Samplitude’s 5.1 surround support is very good, offering easy routing, panning and automating of multichannel projects. I really appreciate the small location display that shows channel surround position right on the main mixer surface. Samplitude supports four-point impulse response models for creating ultra-realistic surround ambiences.

Are there shortcomings worth complaining about with Samplitude Producer 6.0? Not many. The software does not allow direct automation of effects sends, but you can accomplish the same thing with a somewhat inconvenient routing of effects sends through mixer busses.

Samplitude crashed hard for me a few times (on both Windows ME and 2000), and locked up once or twice while placing and removing plug-ins. The software’s “Crash Guard” handled the majority of the crashes gracefully, allowing me to save files and projects before the software exited.

It is no fault of the software that it can lure a person into applying more effects than are prudent. With so many places to stack up effects, you have to be extra careful to not drive your CPU to its silicon knees. That said, Samplitude’s supplied effects sound excellent almost without exception and are quite conservative on CPU usage to boot (even the four-band compressor).
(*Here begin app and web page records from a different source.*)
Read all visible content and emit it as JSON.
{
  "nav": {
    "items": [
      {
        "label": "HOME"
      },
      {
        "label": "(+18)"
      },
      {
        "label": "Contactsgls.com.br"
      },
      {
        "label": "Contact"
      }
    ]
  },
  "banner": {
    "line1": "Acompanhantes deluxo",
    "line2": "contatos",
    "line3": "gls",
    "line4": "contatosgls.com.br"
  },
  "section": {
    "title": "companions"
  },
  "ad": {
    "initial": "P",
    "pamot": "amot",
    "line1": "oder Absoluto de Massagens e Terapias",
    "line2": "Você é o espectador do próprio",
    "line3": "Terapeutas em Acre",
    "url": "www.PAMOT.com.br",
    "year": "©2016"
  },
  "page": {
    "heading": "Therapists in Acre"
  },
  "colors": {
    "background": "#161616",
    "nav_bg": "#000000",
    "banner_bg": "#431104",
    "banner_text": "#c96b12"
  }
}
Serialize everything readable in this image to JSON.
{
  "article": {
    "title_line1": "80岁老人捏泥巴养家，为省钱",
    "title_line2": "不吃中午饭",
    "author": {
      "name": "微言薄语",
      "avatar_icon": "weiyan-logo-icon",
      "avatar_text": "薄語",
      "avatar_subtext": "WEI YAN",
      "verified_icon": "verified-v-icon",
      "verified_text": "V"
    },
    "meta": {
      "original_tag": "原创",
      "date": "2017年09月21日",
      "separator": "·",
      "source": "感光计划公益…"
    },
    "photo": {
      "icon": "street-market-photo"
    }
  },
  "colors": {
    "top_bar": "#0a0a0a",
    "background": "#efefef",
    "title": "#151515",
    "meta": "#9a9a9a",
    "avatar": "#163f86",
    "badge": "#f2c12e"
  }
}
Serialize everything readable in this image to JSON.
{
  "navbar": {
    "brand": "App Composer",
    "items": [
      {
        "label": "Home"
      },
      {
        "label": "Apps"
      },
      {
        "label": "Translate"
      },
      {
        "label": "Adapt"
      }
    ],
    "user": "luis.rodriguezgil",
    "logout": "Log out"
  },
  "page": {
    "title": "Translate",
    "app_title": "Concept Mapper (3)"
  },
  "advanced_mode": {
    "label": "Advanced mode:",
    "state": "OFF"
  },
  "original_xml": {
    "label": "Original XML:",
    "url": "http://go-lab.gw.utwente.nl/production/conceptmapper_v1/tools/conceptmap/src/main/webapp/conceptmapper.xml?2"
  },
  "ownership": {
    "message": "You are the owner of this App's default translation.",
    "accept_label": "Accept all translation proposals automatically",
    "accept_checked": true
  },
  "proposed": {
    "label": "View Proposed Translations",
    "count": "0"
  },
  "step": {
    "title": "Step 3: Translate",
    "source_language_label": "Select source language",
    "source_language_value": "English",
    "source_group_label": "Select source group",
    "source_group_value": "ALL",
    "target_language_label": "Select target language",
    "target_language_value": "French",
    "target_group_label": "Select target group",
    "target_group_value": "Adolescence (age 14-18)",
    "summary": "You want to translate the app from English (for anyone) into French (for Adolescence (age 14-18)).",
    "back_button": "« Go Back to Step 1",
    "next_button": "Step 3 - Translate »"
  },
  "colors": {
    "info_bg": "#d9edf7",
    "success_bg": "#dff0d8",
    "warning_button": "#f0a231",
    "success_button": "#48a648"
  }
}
Where Samplitude continually amazes me is in the number of options it gives you at virtually every point in the audio production process. You do not get just stereo or mono pan, you get multiple types of each. You are not limited to simply inserting a DirectX effect, you get to decide whether it is pre or post-fader, where it sits in relation to other DirectX effects, and whether it is before or after Samplitude’s own effects algorithms. Samplitude does not give you just one compressor to choose from, it gives you a stack of ’em. And, oh – would you like a peak limiter with that? The options just keep coming.


I cannot think of another software package that tops Samplitude for a wide variety of audio editing, mixing, mastering and audio-for-video chores. This is a mature, polished piece of software that just oozes thoughtful design. Perhaps one of Samplitude’s greatest strengths is the way in which it can be reconfigured, with presets at almost every level, to become the perfect audio editing environment for most every user.

It is a very rare product that boasts almost limitless power tucked behind a well-conceived user interface.